Local MP, Andrew George, refused to vote for a Commons motion which supported UK Government involvement in military action against the Gaddafi regime in Libya.
The vote, which took place last night, secured the support of 555 MPs with 13 voting against. The motion welcomed the UN Security Council’s resolution 1973 and offered whole hearted support for UK involvement in the military action.
Whilst Mr George supported the UN resolution, he expressed concern that there were elements within the British Government which sought to go a lot further than the resolution permitted.
During the debate, Mr George questioned the Prime Minister and the Labour Leader, Ed Miliband.
His question was featured on BBC Newsnight last night and can be seen by clicking the link: Newsnight
Mr George said: “I support the UN resolution. I would oppose another Iraq style escapade based on dodgy dossiers, flouting international law and inflaming a new generation of Jihadists.
“We have to be very careful. ‘Mission creep’ is inevitable, but the Defence Secretary’s recent comments suggest we will soon be engaged in ‘mission leap.’ That makes me worry a lot.”

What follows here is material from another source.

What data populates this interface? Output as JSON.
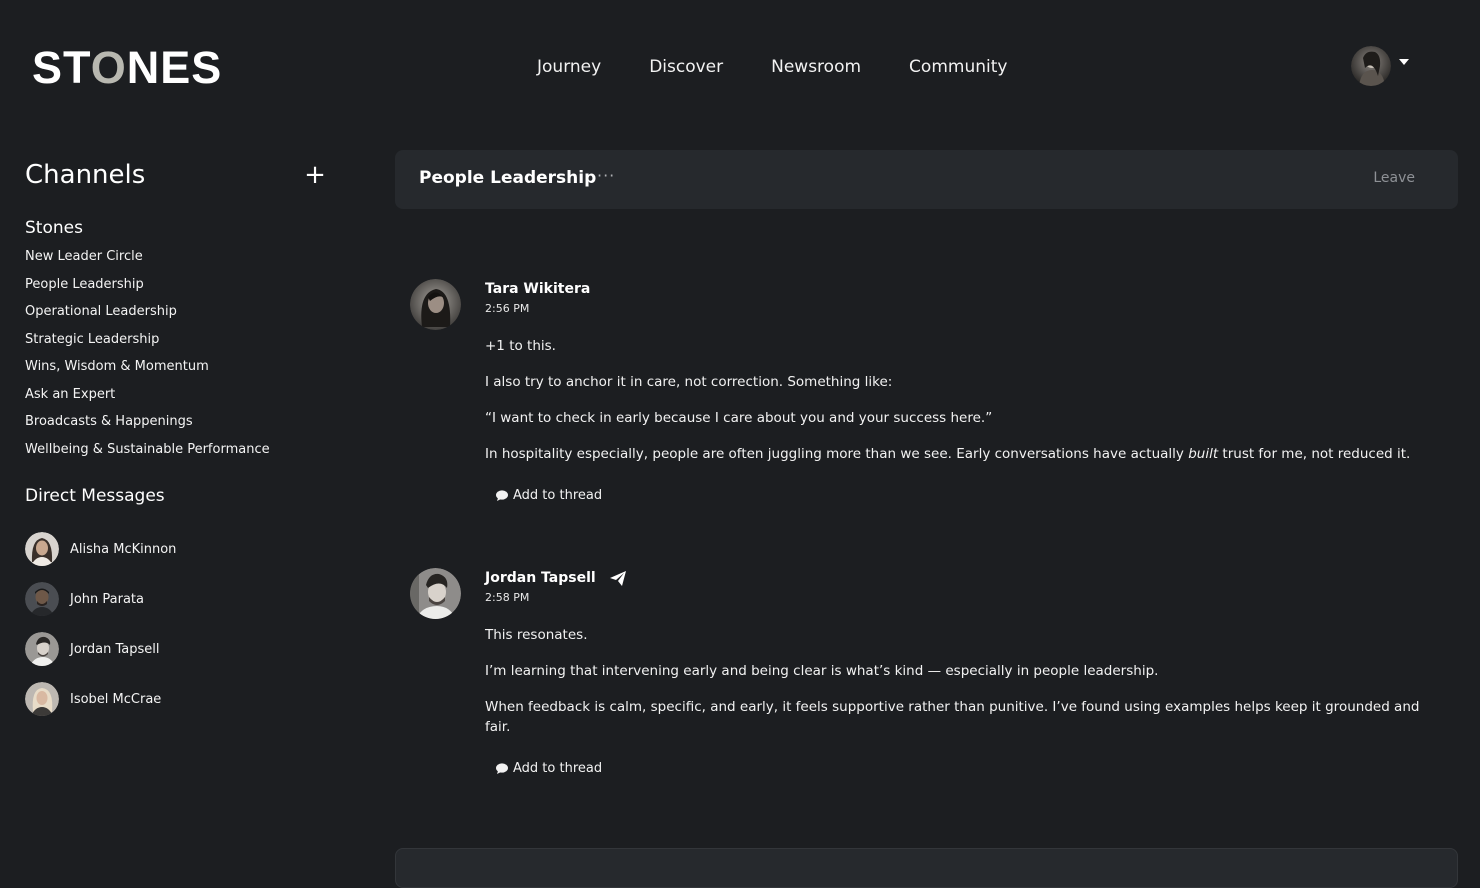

The Defence Secretary, Liam Fox, had said that targeting Colonel Gaddafi could ‘potentially be a possibility’ and that ‘mission accomplished’ would mean the Libyan people free to control their own destiny…The international community wants his regime to end.’
Mr George added: “I don’t like the bloke either. But our job is to protect civilians not to determine who runs the country.”
Andrew George’s full question to the Prime Minister:
The legal note that accompanies the debate makes it clear that the Security Council resolution recognises that Libya
“constitutes a threat to international peace and security.”
Although I do not recommend that we take such action, from the point of view of consistency, why are we not taking action against Yemen?
David Cameron MP, The Prime Minister’s full response: We are obviously extremely disturbed by what is happening in Yemen, particularly recent events. We urge every country in that region to respond to the aspirations of its people with reform, not repression. We have a specific situation in Libya, whereby there was a dictator whose people were trying to get rid of him, who responded with armed violence in the streets. The UN has reached a conclusion and I think that we should back it. As I said the other day, just because we cannot do the right thing everywhere does not mean we should not do it when we have clear permission for and a national interest in doing so. One commentator put it rather well at the weekend: “Why should I tidy my bedroom when the rest of the world is such a mess?” That is an interesting way of putting it.